SOURCE INFORMATION Block Start
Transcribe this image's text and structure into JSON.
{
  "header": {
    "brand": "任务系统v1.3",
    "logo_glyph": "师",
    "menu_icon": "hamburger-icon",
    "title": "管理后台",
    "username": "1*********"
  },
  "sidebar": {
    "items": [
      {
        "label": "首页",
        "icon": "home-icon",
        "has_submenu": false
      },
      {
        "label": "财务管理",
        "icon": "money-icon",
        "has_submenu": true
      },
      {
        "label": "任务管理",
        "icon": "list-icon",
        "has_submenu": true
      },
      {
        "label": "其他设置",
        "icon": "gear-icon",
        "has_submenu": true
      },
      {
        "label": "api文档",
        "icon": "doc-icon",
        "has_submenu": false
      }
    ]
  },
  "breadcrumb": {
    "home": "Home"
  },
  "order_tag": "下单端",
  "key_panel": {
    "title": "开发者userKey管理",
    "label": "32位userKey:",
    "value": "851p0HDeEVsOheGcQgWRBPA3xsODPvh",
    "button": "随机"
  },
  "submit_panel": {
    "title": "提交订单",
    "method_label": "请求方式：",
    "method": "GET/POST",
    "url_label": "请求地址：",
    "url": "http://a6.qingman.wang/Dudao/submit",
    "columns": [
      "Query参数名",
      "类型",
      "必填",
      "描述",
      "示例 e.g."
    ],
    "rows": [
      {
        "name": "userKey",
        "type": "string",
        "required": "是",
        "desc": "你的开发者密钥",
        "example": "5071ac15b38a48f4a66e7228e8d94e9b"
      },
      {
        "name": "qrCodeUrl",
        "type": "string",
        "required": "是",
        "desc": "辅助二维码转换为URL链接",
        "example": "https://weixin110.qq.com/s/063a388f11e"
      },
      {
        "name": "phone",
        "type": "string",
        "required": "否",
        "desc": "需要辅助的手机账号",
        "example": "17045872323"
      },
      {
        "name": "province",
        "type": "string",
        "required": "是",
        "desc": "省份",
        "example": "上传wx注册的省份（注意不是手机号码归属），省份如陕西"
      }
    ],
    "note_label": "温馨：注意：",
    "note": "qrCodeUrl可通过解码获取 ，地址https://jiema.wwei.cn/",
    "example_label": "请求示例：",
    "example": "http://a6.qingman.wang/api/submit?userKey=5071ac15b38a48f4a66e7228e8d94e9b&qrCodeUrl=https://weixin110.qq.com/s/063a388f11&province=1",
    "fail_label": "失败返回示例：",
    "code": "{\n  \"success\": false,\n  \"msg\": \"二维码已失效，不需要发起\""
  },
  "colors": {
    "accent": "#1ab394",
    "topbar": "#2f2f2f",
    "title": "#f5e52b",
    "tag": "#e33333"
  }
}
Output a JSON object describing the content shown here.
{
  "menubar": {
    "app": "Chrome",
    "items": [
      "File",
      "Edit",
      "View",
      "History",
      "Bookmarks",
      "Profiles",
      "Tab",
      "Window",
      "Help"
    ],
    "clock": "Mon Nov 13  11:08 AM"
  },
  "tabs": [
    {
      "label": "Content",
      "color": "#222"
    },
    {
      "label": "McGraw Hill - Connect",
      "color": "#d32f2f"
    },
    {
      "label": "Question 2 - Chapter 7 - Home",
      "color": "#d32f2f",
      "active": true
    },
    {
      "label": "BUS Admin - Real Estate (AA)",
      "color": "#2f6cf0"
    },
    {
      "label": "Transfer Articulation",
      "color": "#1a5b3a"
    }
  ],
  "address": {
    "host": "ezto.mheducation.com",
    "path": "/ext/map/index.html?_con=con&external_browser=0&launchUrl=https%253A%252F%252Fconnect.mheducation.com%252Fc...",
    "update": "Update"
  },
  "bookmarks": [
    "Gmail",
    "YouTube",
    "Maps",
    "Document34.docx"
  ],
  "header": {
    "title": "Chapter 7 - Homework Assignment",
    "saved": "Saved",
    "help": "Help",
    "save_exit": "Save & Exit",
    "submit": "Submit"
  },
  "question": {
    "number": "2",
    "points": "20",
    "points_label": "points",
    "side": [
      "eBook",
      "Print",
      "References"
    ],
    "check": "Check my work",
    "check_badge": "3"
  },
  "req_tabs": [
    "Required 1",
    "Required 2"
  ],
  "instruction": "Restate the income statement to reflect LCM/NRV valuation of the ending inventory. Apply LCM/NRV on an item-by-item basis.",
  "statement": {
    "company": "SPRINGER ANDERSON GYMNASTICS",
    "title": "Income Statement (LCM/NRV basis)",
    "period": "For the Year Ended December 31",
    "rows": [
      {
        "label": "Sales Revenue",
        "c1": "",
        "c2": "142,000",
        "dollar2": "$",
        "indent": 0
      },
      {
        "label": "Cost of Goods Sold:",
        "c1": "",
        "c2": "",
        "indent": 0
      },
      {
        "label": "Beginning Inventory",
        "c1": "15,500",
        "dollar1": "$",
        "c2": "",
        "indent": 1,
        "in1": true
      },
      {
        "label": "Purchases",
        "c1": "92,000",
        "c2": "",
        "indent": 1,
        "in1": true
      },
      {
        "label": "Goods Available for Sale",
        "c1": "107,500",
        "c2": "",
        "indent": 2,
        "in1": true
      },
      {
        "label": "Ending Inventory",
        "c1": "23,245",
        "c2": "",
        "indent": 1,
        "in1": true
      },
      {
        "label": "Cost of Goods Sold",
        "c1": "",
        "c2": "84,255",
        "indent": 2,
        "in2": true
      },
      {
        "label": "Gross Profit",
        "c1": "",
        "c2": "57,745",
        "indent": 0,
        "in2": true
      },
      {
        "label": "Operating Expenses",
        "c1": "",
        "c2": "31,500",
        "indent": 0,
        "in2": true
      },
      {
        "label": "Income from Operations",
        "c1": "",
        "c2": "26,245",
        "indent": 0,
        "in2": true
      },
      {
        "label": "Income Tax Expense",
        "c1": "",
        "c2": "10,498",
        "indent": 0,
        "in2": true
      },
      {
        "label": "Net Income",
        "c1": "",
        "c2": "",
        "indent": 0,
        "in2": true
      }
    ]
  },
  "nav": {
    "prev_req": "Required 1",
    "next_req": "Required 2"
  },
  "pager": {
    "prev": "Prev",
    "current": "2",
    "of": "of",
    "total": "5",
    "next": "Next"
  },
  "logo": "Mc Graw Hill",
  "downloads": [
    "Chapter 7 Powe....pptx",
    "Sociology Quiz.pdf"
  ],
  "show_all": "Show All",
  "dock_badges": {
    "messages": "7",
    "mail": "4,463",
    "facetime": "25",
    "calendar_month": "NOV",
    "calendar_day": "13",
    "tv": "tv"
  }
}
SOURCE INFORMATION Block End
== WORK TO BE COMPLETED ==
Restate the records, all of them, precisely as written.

== EXERCISE ANSWER ==
Transcribe this image's text and structure into JSON.
{
  "header": {
    "brand": "任务系统v1.3",
    "logo_glyph": "师",
    "menu_icon": "hamburger-icon",
    "title": "管理后台",
    "username": "1*********"
  },
  "sidebar": {
    "items": [
      {
        "label": "首页",
        "icon": "home-icon",
        "has_submenu": false
      },
      {
        "label": "财务管理",
        "icon": "money-icon",
        "has_submenu": true
      },
      {
        "label": "任务管理",
        "icon": "list-icon",
        "has_submenu": true
      },
      {
        "label": "其他设置",
        "icon": "gear-icon",
        "has_submenu": true
      },
      {
        "label": "api文档",
        "icon": "doc-icon",
        "has_submenu": false
      }
    ]
  },
  "breadcrumb": {
    "home": "Home"
  },
  "order_tag": "下单端",
  "key_panel": {
    "title": "开发者userKey管理",
    "label": "32位userKey:",
    "value": "851p0HDeEVsOheGcQgWRBPA3xsODPvh",
    "button": "随机"
  },
  "submit_panel": {
    "title": "提交订单",
    "method_label": "请求方式：",
    "method": "GET/POST",
    "url_label": "请求地址：",
    "url": "http://a6.qingman.wang/Dudao/submit",
    "columns": [
      "Query参数名",
      "类型",
      "必填",
      "描述",
      "示例 e.g."
    ],
    "rows": [
      {
        "name": "userKey",
        "type": "string",
        "required": "是",
        "desc": "你的开发者密钥",
        "example": "5071ac15b38a48f4a66e7228e8d94e9b"
      },
      {
        "name": "qrCodeUrl",
        "type": "string",
        "required": "是",
        "desc": "辅助二维码转换为URL链接",
        "example": "https://weixin110.qq.com/s/063a388f11e"
      },
      {
        "name": "phone",
        "type": "string",
        "required": "否",
        "desc": "需要辅助的手机账号",
        "example": "17045872323"
      },
      {
        "name": "province",
        "type": "string",
        "required": "是",
        "desc": "省份",
        "example": "上传wx注册的省份（注意不是手机号码归属），省份如陕西"
      }
    ],
    "note_label": "温馨：注意：",
    "note": "qrCodeUrl可通过解码获取 ，地址https://jiema.wwei.cn/",
    "example_label": "请求示例：",
    "example": "http://a6.qingman.wang/api/submit?userKey=5071ac15b38a48f4a66e7228e8d94e9b&qrCodeUrl=https://weixin110.qq.com/s/063a388f11&province=1",
    "fail_label": "失败返回示例：",
    "code": "{\n  \"success\": false,\n  \"msg\": \"二维码已失效，不需要发起\""
  },
  "colors": {
    "accent": "#1ab394",
    "topbar": "#2f2f2f",
    "title": "#f5e52b",
    "tag": "#e33333"
  }
}
Output a JSON object describing the content shown here.
{
  "menubar": {
    "app": "Chrome",
    "items": [
      "File",
      "Edit",
      "View",
      "History",
      "Bookmarks",
      "Profiles",
      "Tab",
      "Window",
      "Help"
    ],
    "clock": "Mon Nov 13  11:08 AM"
  },
  "tabs": [
    {
      "label": "Content",
      "color": "#222"
    },
    {
      "label": "McGraw Hill - Connect",
      "color": "#d32f2f"
    },
    {
      "label": "Question 2 - Chapter 7 - Home",
      "color": "#d32f2f",
      "active": true
    },
    {
      "label": "BUS Admin - Real Estate (AA)",
      "color": "#2f6cf0"
    },
    {
      "label": "Transfer Articulation",
      "color": "#1a5b3a"
    }
  ],
  "address": {
    "host": "ezto.mheducation.com",
    "path": "/ext/map/index.html?_con=con&external_browser=0&launchUrl=https%253A%252F%252Fconnect.mheducation.com%252Fc...",
    "update": "Update"
  },
  "bookmarks": [
    "Gmail",
    "YouTube",
    "Maps",
    "Document34.docx"
  ],
  "header": {
    "title": "Chapter 7 - Homework Assignment",
    "saved": "Saved",
    "help": "Help",
    "save_exit": "Save & Exit",
    "submit": "Submit"
  },
  "question": {
    "number": "2",
    "points": "20",
    "points_label": "points",
    "side": [
      "eBook",
      "Print",
      "References"
    ],
    "check": "Check my work",
    "check_badge": "3"
  },
  "req_tabs": [
    "Required 1",
    "Required 2"
  ],
  "instruction": "Restate the income statement to reflect LCM/NRV valuation of the ending inventory. Apply LCM/NRV on an item-by-item basis.",
  "statement": {
    "company": "SPRINGER ANDERSON GYMNASTICS",
    "title": "Income Statement (LCM/NRV basis)",
    "period": "For the Year Ended December 31",
    "rows": [
      {
        "label": "Sales Revenue",
        "c1": "",
        "c2": "142,000",
        "dollar2": "$",
        "indent": 0
      },
      {
        "label": "Cost of Goods Sold:",
        "c1": "",
        "c2": "",
        "indent": 0
      },
      {
        "label": "Beginning Inventory",
        "c1": "15,500",
        "dollar1": "$",
        "c2": "",
        "indent": 1,
        "in1": true
      },
      {
        "label": "Purchases",
        "c1": "92,000",
        "c2": "",
        "indent": 1,
        "in1": true
      },
      {
        "label": "Goods Available for Sale",
        "c1": "107,500",
        "c2": "",
        "indent": 2,
        "in1": true
      },
      {
        "label": "Ending Inventory",
        "c1": "23,245",
        "c2": "",
        "indent": 1,
        "in1": true
      },
      {
        "label": "Cost of Goods Sold",
        "c1": "",
        "c2": "84,255",
        "indent": 2,
        "in2": true
      },
      {
        "label": "Gross Profit",
        "c1": "",
        "c2": "57,745",
        "indent": 0,
        "in2": true
      },
      {
        "label": "Operating Expenses",
        "c1": "",
        "c2": "31,500",
        "indent": 0,
        "in2": true
      },
      {
        "label": "Income from Operations",
        "c1": "",
        "c2": "26,245",
        "indent": 0,
        "in2": true
      },
      {
        "label": "Income Tax Expense",
        "c1": "",
        "c2": "10,498",
        "indent": 0,
        "in2": true
      },
      {
        "label": "Net Income",
        "c1": "",
        "c2": "",
        "indent": 0,
        "in2": true
      }
    ]
  },
  "nav": {
    "prev_req": "Required 1",
    "next_req": "Required 2"
  },
  "pager": {
    "prev": "Prev",
    "current": "2",
    "of": "of",
    "total": "5",
    "next": "Next"
  },
  "logo": "Mc Graw Hill",
  "downloads": [
    "Chapter 7 Powe....pptx",
    "Sociology Quiz.pdf"
  ],
  "show_all": "Show All",
  "dock_badges": {
    "messages": "7",
    "mail": "4,463",
    "facetime": "25",
    "calendar_month": "NOV",
    "calendar_day": "13",
    "tv": "tv"
  }
}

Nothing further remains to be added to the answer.